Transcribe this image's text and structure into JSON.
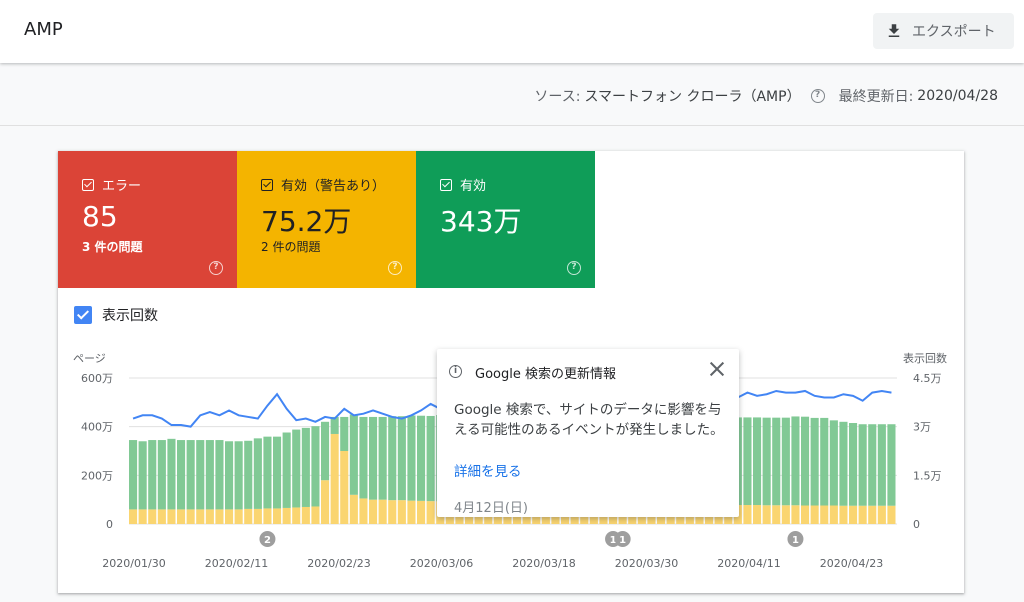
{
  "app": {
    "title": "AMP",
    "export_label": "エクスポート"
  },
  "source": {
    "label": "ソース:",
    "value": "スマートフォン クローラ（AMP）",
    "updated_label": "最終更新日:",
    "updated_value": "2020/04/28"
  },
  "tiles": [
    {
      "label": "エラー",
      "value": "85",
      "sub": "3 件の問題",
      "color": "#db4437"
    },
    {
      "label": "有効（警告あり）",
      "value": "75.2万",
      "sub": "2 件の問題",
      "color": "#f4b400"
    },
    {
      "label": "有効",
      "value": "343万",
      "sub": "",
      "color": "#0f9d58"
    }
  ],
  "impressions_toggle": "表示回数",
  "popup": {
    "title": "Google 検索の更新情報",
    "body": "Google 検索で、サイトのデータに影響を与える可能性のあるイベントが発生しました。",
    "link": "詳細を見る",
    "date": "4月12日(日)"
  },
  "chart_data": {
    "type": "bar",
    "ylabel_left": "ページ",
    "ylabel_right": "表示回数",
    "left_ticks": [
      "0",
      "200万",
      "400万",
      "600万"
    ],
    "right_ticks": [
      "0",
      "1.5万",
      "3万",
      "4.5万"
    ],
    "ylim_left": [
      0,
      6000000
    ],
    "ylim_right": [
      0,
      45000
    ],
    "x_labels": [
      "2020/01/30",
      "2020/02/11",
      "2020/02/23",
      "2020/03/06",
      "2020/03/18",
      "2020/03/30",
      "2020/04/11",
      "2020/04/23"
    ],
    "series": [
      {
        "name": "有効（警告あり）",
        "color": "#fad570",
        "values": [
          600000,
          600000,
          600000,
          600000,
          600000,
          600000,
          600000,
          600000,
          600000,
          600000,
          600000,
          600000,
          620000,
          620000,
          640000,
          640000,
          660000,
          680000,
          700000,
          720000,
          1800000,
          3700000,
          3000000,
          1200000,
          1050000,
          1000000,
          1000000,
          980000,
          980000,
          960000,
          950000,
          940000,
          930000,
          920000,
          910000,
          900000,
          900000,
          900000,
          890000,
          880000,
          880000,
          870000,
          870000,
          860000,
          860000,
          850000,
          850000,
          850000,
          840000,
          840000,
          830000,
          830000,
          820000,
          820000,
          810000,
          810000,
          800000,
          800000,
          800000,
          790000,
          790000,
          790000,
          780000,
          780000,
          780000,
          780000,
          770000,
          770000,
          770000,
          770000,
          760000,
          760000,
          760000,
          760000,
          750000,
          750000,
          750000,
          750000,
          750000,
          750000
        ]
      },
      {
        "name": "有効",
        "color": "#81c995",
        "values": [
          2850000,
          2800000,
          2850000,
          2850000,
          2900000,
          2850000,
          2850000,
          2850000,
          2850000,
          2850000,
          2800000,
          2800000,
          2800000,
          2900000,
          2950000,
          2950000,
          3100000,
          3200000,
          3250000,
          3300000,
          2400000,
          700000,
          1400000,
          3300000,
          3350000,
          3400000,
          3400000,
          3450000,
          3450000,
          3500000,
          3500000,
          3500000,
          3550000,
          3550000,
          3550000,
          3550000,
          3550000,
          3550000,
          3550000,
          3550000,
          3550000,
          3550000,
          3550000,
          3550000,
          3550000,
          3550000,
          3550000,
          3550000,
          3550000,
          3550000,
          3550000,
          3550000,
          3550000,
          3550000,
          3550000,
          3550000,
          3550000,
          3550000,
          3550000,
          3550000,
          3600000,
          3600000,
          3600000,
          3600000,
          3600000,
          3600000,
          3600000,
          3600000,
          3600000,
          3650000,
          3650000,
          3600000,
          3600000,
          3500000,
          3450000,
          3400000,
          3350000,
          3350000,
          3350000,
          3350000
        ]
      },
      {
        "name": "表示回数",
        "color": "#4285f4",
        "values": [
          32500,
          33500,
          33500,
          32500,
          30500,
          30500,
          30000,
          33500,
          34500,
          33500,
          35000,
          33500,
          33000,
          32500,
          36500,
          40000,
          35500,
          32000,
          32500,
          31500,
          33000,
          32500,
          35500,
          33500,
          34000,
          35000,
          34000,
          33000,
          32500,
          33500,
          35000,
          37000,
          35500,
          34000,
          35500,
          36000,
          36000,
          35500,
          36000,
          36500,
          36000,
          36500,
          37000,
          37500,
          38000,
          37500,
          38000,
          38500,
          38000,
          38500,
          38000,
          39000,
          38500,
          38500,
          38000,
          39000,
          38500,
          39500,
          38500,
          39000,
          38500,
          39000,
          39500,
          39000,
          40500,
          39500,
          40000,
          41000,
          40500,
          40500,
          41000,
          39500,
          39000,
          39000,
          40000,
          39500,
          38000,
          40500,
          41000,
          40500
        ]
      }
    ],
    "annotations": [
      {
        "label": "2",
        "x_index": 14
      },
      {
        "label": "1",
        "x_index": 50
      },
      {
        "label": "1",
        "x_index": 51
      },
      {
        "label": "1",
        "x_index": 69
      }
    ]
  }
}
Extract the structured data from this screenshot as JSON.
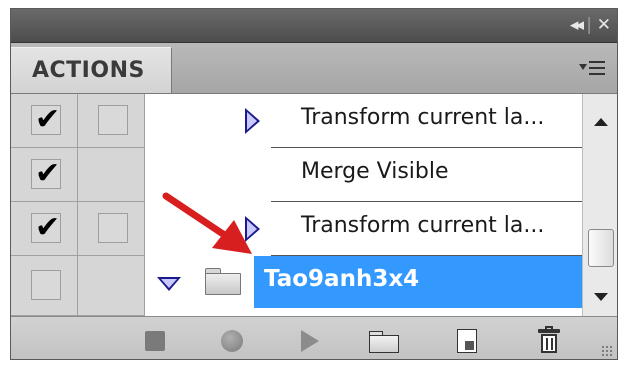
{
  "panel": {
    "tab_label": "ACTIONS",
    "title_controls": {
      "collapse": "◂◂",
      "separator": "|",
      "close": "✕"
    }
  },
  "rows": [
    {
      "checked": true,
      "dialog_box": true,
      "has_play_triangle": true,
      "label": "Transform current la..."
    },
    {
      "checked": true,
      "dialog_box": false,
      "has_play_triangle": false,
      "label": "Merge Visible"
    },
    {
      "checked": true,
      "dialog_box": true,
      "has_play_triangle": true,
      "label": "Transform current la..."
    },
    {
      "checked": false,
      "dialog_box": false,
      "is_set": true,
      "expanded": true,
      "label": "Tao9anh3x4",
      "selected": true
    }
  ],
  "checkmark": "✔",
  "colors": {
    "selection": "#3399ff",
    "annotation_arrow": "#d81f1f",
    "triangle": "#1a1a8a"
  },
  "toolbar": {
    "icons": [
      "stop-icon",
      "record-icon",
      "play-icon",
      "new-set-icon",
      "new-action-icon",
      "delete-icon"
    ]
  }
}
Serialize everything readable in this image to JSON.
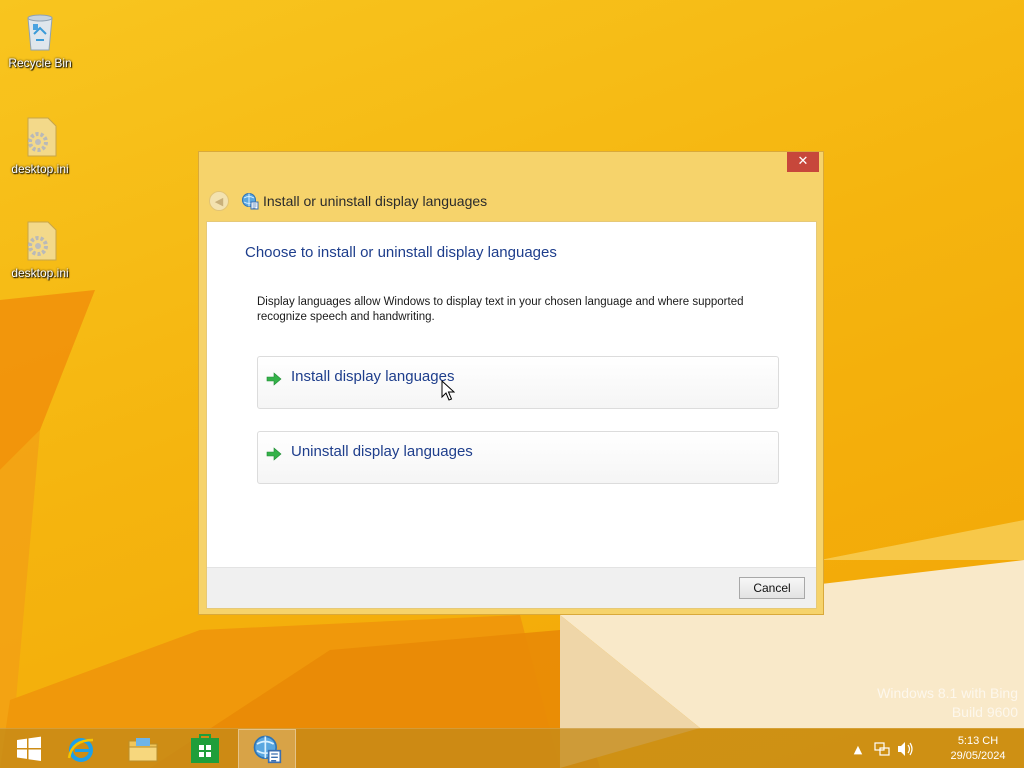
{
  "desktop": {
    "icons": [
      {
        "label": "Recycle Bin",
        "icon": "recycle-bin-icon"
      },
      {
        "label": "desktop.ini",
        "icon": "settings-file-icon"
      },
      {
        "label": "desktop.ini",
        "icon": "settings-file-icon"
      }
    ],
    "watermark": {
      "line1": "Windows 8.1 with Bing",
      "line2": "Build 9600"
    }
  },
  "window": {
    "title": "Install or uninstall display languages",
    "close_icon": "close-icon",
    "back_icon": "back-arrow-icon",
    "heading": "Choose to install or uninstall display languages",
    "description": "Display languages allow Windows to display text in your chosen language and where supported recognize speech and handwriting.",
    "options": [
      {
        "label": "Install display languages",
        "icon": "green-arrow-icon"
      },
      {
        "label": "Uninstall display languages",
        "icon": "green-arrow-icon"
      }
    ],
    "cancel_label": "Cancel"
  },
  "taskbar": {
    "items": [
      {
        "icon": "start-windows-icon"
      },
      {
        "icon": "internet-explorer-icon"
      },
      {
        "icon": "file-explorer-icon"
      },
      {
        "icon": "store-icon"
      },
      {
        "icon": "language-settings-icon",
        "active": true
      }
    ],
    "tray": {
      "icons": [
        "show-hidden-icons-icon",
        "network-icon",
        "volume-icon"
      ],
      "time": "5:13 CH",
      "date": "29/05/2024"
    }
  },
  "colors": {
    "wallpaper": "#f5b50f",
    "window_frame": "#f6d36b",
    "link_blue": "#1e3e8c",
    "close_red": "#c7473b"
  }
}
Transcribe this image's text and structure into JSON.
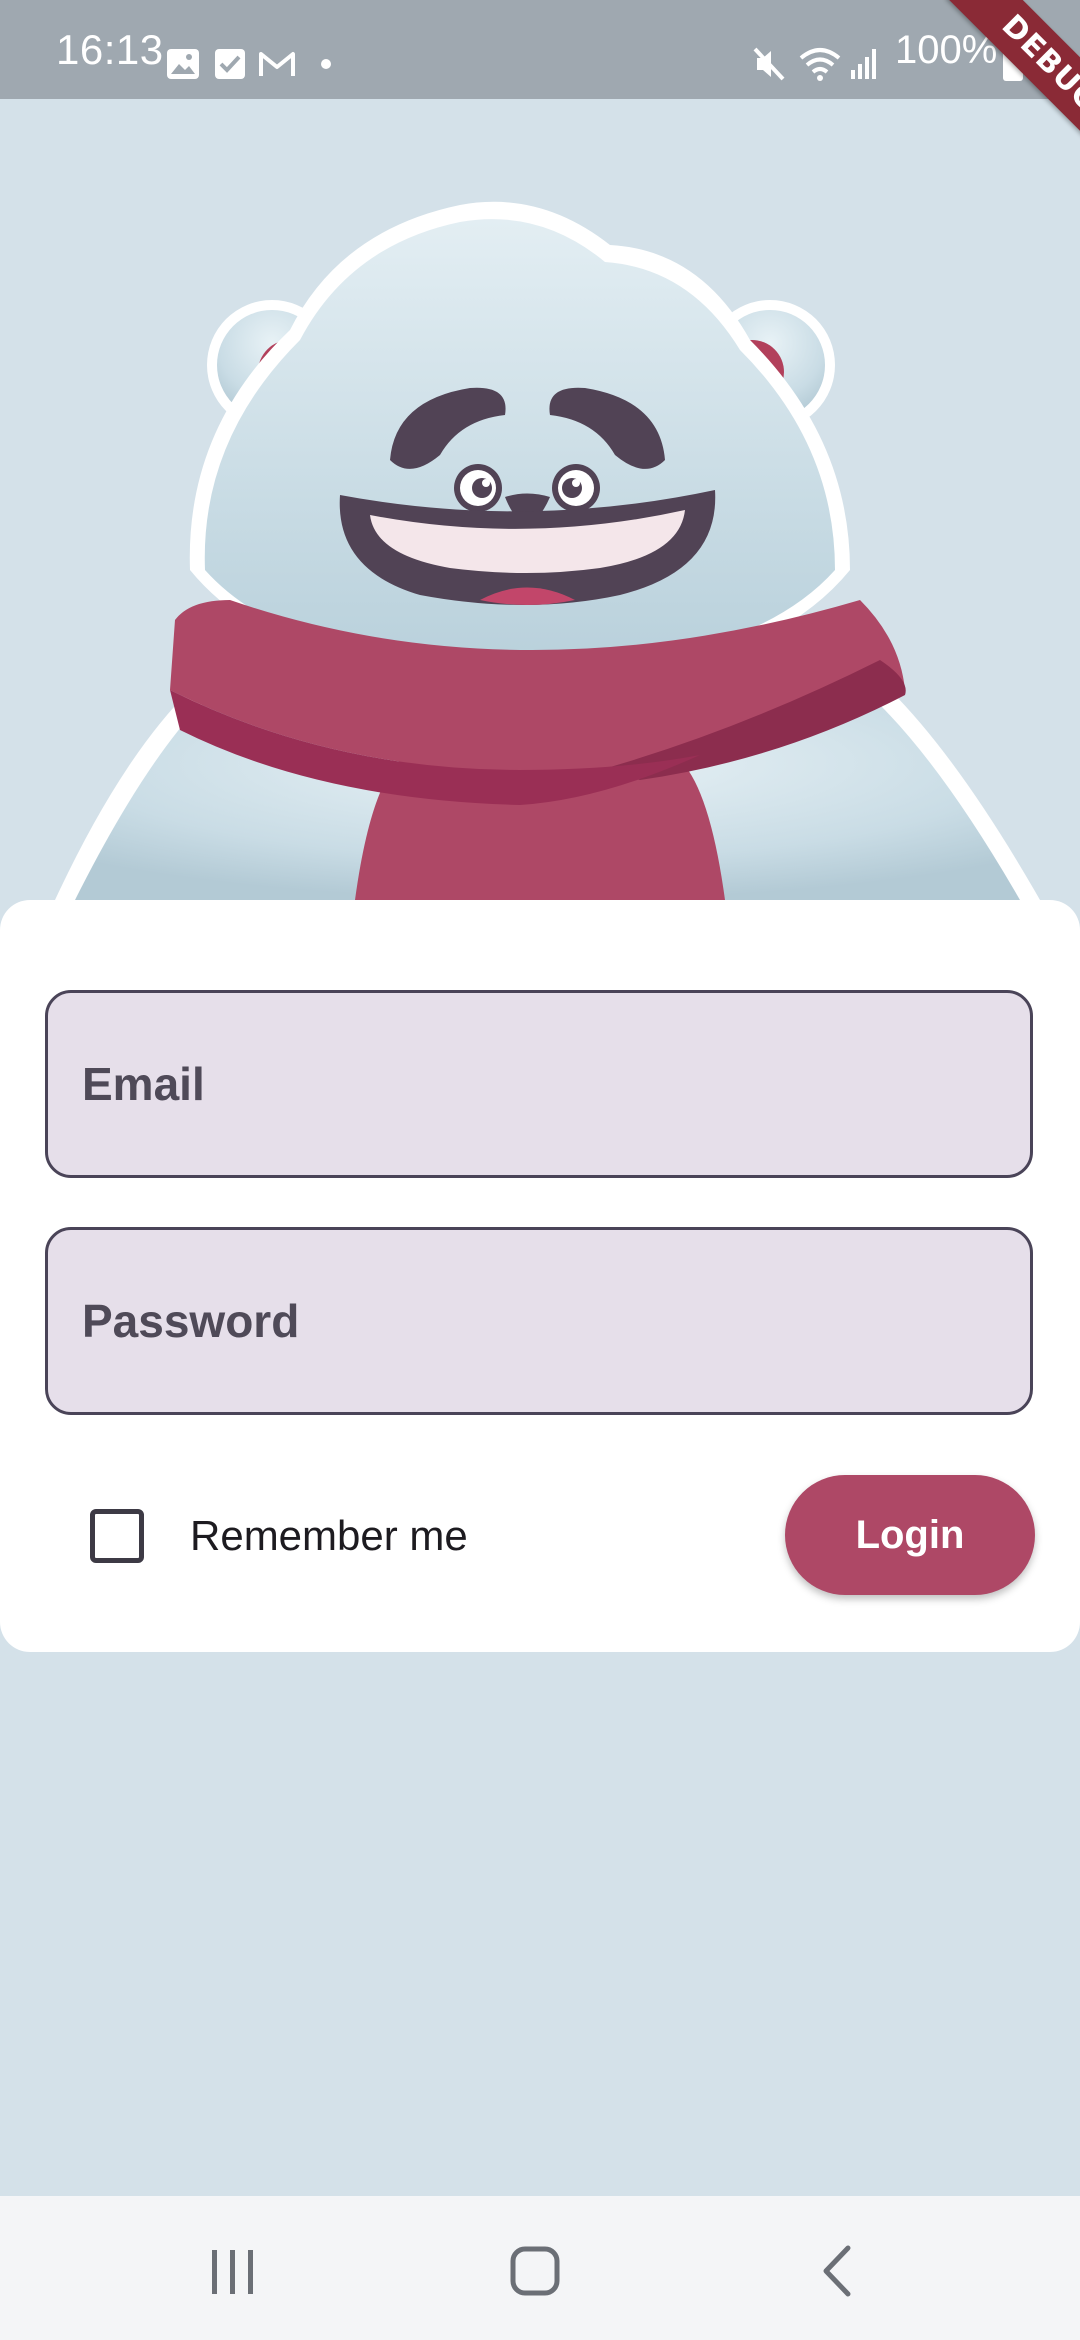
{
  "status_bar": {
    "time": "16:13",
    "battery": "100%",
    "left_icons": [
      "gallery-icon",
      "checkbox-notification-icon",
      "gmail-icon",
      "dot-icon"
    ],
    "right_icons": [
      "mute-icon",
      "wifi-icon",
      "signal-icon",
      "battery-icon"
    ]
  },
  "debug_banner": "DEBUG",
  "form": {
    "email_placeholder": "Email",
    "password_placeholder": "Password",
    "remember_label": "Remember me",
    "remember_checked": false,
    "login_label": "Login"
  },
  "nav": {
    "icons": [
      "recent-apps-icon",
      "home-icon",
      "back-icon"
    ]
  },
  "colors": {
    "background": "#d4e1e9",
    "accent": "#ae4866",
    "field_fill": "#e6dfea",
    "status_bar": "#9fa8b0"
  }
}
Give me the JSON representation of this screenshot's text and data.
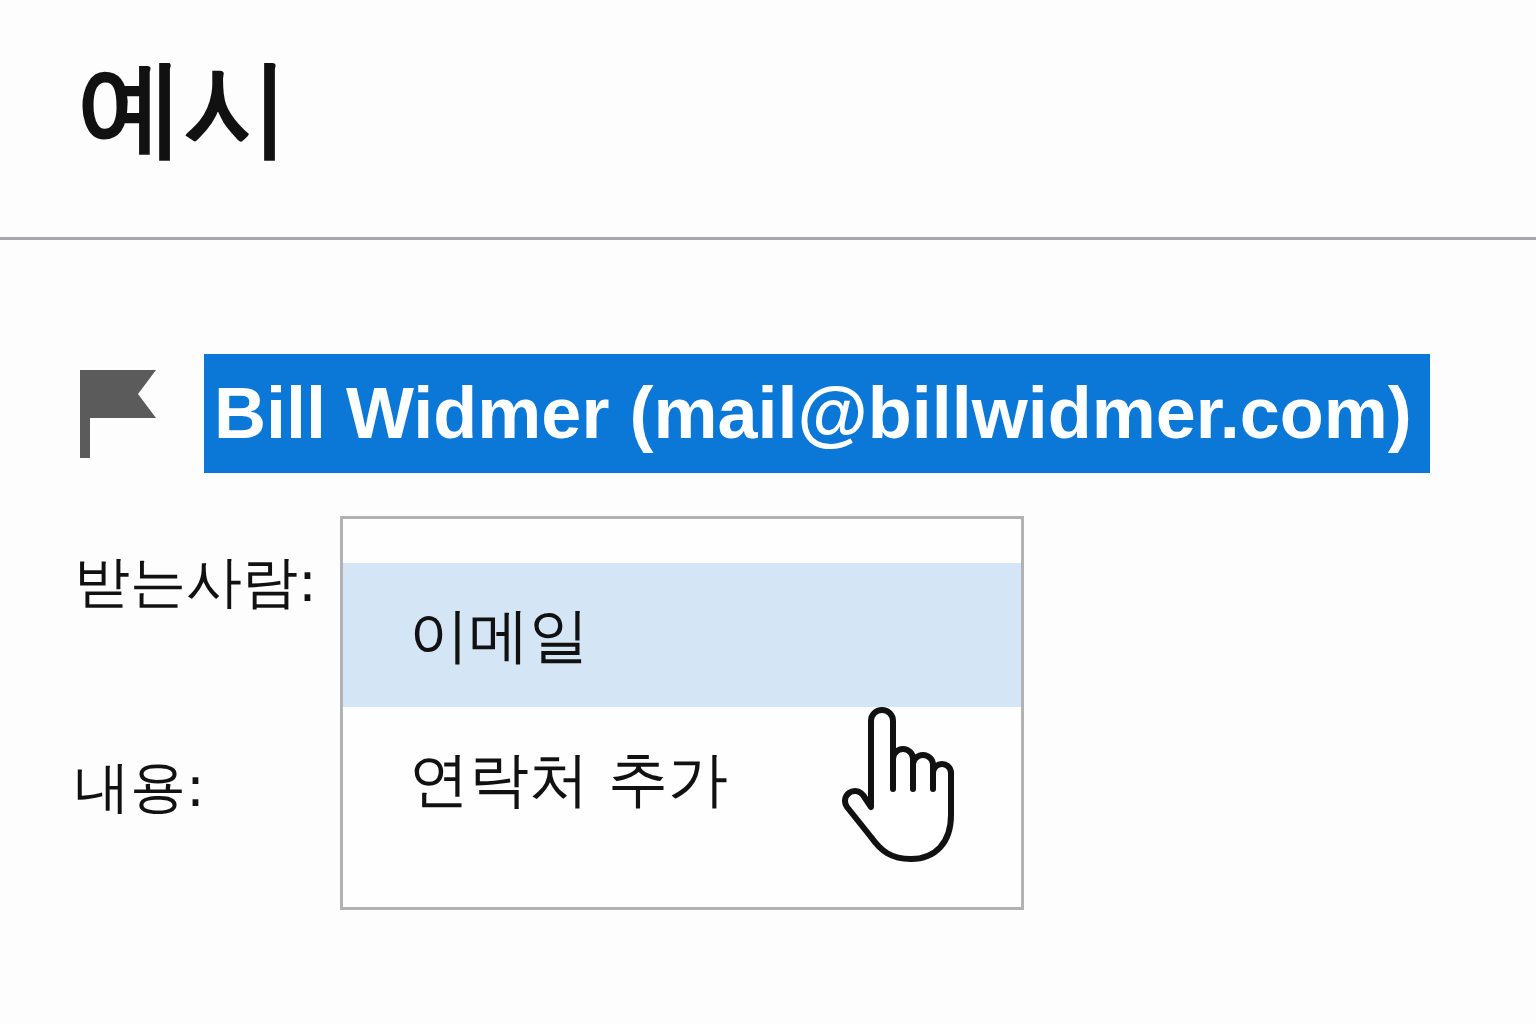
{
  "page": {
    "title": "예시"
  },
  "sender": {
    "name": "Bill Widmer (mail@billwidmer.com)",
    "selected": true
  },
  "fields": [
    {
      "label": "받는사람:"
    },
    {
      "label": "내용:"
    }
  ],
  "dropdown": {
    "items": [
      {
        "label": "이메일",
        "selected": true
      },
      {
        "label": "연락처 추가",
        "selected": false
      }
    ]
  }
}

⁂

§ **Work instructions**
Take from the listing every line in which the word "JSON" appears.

§ **Exercise output**
Transcribe this image's text and structure into JSON.
Extract the structured data from this screenshot as JSON.
Serialize everything readable in this image to JSON.
Transcribe this image's text and structure into JSON.
Give me the JSON representation of this screenshot's text and data.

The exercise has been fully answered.